It is difficult to assess this paper. His experimental results are interesting (there are photographs of the crystals), but much of the interpretation strikes me as suspect and I doubt that it would pass muster in a refereed Chemistry journal. An attempt to reproduce these results might make a good science fair project.

Dispersion destabilization in magnetic water treatment - This recent article by Lipus et. al. (J. Colloid Interface Sci. 236 60-66 2001) is a theoretical study that suggests a possible mechanism for the kinds of effects reported by Kronenberg and which are commonly cited as the basis of magnetic scale prevention.

The essence of the article is that an external magnetic field can produce a distortion of the ionic atmosphere surrounding incipient calcium carbonate particles in such a manner as to facilitate their coagulation before they can deposit as scale.

One of the relatively few carefully done quantitative studies reporting positive results with magnetic water softening for scale control in actual installations (domestic hot water tanks) can be found in this PDF document. The work was done at a South African university and was sponsored by the Water Research Commission of South Africa. It was published in the journal Water SA 2003: 29:137.

Magnetic effects on surface tension of water:

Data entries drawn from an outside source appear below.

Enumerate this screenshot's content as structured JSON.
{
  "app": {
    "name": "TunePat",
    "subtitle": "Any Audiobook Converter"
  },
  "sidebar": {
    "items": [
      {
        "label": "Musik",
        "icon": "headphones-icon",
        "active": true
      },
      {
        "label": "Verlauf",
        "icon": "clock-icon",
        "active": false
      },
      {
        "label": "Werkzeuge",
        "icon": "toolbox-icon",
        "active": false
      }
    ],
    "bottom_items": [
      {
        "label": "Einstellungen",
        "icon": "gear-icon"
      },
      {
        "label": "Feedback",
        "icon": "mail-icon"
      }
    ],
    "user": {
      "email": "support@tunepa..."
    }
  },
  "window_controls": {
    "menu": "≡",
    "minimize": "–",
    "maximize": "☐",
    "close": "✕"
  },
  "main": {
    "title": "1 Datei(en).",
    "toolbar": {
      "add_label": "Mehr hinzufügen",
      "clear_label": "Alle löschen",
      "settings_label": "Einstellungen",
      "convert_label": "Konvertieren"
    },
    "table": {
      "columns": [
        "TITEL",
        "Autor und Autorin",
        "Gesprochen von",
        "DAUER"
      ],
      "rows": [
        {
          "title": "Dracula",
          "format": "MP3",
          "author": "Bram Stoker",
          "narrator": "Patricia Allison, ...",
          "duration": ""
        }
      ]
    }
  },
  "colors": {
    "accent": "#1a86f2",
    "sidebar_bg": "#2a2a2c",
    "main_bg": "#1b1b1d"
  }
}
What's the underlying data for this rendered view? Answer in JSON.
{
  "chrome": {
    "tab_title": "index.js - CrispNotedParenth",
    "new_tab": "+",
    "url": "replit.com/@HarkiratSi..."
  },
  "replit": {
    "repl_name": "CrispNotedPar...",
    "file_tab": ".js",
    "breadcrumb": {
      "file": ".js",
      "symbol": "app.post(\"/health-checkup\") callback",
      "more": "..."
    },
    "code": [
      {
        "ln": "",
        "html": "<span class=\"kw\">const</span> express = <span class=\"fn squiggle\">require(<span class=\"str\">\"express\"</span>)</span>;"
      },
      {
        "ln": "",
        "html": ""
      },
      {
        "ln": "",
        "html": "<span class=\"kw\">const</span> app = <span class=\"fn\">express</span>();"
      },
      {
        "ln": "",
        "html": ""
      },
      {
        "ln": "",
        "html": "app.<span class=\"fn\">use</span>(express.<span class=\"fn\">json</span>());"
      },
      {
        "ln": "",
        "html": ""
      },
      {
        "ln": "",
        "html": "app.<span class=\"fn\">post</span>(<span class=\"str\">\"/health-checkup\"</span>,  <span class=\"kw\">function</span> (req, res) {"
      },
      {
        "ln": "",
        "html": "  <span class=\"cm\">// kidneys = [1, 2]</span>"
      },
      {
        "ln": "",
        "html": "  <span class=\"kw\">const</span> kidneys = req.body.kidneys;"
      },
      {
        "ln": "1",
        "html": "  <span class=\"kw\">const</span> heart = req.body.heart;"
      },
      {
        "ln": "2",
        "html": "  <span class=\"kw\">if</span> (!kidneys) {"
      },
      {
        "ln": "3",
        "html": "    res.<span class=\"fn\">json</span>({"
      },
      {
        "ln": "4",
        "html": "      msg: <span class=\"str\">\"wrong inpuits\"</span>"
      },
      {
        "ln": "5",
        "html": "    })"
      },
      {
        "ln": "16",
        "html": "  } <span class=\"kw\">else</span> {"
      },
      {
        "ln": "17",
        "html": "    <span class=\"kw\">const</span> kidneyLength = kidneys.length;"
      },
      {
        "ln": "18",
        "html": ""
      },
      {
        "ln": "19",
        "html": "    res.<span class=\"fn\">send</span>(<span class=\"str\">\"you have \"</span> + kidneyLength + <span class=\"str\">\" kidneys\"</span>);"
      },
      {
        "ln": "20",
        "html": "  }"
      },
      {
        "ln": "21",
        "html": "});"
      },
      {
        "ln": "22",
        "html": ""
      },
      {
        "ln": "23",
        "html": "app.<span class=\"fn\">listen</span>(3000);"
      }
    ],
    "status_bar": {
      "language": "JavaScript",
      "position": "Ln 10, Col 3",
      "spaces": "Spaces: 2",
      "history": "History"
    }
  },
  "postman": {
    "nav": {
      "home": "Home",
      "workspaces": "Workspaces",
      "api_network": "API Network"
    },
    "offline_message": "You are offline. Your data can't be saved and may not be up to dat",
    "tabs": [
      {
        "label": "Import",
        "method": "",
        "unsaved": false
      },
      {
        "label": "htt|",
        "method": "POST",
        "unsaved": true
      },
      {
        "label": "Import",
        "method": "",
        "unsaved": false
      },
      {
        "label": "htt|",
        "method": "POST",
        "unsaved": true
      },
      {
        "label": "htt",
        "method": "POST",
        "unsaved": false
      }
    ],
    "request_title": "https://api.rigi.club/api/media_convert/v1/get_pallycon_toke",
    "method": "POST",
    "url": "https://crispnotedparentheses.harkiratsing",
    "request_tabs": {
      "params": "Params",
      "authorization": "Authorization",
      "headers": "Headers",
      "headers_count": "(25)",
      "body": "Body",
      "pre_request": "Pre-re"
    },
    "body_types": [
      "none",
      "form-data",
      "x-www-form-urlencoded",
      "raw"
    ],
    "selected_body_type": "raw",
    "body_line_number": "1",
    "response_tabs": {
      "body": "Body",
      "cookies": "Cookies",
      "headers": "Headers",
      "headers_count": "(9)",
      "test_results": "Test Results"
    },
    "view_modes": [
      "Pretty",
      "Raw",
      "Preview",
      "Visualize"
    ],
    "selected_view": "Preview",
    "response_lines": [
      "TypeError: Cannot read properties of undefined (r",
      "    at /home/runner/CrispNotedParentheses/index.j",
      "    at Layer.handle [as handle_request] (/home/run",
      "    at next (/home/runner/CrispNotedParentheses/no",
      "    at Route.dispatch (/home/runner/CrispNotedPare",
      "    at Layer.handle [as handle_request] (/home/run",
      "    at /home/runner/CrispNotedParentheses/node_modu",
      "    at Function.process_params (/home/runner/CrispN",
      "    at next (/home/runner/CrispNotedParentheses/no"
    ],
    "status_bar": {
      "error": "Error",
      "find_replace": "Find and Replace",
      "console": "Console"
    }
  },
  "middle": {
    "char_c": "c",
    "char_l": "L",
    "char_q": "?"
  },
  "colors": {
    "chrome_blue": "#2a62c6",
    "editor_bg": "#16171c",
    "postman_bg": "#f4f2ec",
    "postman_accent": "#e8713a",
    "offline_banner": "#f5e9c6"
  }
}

The belief that magnetic fields can reduce the surface tension of water has become almost an urban legend that is widely promoted by various magnet merchants, despite the very small amount of evidence that has been amassed during the 100 or so years that the effects of magnetic fields on matter have been studied.

Owing to the intense scientific interest in the properties and structure of water, one would expect that any convincing evidence that the surface tension of water can be influenced by magnetic treatment would make its way to one of the mainline chemistry journals.

So far, this has not happened; what few reports there are tend to be in rather obscure publications which deal mainly with other fields and are probably not subject to review by water chemistry experts.

Two recent articles illustrate this problem:

Young I. Cho, a mechanical engineer at Drexel University, reported (Int. Communications in Heat and Mass Transfer 32 (p 1-9) 2005 ) a reduction in surface tension of up to 8% in hard water that had been treated by a 0.16 T permanent magnetic field; use of a 600-hz alternating field gave similar reductions. Unfortunately, this article does not provide enough information to assess the statistical validity of the results, which, it should be emphasized, do not apply to pure water. Also, this work depended on capillary rise observations, which although theoretically proportional to surface tension, do not actually measure it.

A more recent study by Amiri and Dadkhah offers a good bibliography of earlier work in this field. Their careful study, which involved direct surface tension measurements (using a tensiometer rather than capillary rise), led them to conclude that the changes they observed were likely due to the effects of impurities, and that no meaningful conclusions about the effects of magnetic fields on surface tension can be drawn from existing studies, including those of Cho mentioned above.

Taking the most optimistic reports into account, it seems clear that the rather small magnitude of these effects makes them unlikely to be of significance in most practical applications.

So... Until I see something that is more definitive, my own position is that there is no convincing scientific evidence that magnetic treatment can significantly reduce the surface tension of water :)

The bottom line? Be really sure of what your trying to accomplish. Some only look at the price and make their decision upon the price, you should look past the price here because you will get what you pay for:)

Magnetic Water Softening is very popular because people really believe they can get a Quick Fix in solving their water hardness problems. Filter Water Direct offers several "Science Backed" Calcium Reduction Systems that really work without installing magnets on your pipes.